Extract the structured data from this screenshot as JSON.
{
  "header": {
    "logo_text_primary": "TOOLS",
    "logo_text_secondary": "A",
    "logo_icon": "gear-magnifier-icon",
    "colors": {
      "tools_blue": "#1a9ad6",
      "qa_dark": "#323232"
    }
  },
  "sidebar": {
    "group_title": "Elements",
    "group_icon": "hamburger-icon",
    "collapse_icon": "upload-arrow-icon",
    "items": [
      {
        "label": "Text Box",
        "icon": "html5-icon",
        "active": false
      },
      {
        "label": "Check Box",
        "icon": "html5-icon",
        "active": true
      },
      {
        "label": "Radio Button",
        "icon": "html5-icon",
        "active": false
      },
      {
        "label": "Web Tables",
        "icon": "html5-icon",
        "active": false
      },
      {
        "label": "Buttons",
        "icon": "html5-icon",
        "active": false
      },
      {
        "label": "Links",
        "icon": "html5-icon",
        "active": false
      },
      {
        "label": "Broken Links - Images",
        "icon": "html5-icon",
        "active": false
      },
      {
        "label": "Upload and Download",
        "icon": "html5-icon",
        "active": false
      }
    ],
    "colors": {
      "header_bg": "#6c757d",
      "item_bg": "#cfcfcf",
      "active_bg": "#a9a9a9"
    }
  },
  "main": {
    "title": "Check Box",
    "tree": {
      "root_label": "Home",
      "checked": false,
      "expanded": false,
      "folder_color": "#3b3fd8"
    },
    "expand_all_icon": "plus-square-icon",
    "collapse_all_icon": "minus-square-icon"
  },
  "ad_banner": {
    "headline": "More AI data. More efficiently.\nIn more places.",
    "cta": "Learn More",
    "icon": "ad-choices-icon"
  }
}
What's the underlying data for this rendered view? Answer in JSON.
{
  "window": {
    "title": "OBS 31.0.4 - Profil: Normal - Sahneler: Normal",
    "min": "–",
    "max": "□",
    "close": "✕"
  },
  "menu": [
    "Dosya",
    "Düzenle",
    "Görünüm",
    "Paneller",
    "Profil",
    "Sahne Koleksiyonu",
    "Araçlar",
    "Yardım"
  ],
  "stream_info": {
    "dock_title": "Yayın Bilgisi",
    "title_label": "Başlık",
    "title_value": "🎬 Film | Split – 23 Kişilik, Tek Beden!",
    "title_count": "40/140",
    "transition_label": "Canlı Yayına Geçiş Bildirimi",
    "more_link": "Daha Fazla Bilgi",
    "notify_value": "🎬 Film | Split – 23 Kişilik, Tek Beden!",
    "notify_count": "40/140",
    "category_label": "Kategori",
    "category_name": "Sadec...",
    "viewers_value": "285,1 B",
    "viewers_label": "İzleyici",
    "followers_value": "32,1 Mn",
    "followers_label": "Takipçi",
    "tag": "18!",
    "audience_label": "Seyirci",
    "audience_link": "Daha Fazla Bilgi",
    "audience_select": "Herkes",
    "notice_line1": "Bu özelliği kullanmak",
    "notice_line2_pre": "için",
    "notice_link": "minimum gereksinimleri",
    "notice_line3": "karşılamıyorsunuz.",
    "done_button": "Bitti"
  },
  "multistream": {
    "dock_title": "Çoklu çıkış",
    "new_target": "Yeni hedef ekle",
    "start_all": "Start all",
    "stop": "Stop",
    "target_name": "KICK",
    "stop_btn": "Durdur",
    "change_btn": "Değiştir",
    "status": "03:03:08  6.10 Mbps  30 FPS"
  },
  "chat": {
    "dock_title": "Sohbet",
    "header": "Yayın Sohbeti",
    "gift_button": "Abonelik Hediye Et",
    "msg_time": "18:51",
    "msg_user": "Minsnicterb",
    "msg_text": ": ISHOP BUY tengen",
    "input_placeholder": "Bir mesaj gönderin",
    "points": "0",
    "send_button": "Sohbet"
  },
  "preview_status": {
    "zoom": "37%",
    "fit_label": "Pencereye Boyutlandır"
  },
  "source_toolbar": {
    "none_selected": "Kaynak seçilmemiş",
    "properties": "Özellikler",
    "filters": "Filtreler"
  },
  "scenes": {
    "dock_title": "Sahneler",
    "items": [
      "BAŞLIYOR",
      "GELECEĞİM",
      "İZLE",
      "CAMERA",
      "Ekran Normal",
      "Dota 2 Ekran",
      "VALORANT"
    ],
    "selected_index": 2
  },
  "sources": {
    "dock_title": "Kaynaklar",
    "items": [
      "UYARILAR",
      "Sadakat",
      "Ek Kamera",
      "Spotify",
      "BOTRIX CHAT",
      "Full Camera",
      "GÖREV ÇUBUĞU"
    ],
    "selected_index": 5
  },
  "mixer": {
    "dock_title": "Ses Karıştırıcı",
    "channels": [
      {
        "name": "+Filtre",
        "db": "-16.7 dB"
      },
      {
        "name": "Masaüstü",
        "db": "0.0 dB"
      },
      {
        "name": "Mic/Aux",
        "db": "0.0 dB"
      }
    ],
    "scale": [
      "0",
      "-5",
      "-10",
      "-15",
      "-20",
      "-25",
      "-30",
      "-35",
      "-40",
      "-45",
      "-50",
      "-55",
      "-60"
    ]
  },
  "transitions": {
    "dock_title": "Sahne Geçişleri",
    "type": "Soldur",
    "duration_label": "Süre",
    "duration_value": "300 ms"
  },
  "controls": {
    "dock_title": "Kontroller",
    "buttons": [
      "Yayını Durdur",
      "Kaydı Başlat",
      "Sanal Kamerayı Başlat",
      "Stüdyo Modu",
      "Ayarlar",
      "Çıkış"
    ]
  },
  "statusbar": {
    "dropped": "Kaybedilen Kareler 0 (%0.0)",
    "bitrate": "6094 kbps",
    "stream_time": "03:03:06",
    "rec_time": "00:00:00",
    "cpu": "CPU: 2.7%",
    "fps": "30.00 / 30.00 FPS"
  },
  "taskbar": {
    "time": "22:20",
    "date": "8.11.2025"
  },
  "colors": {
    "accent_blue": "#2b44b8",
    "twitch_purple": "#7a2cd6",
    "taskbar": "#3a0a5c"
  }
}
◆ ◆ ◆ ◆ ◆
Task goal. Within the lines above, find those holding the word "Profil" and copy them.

Problem solution.
    "title": "OBS 31.0.4 - Profil: Normal - Sahneler: Normal",
    "Profil",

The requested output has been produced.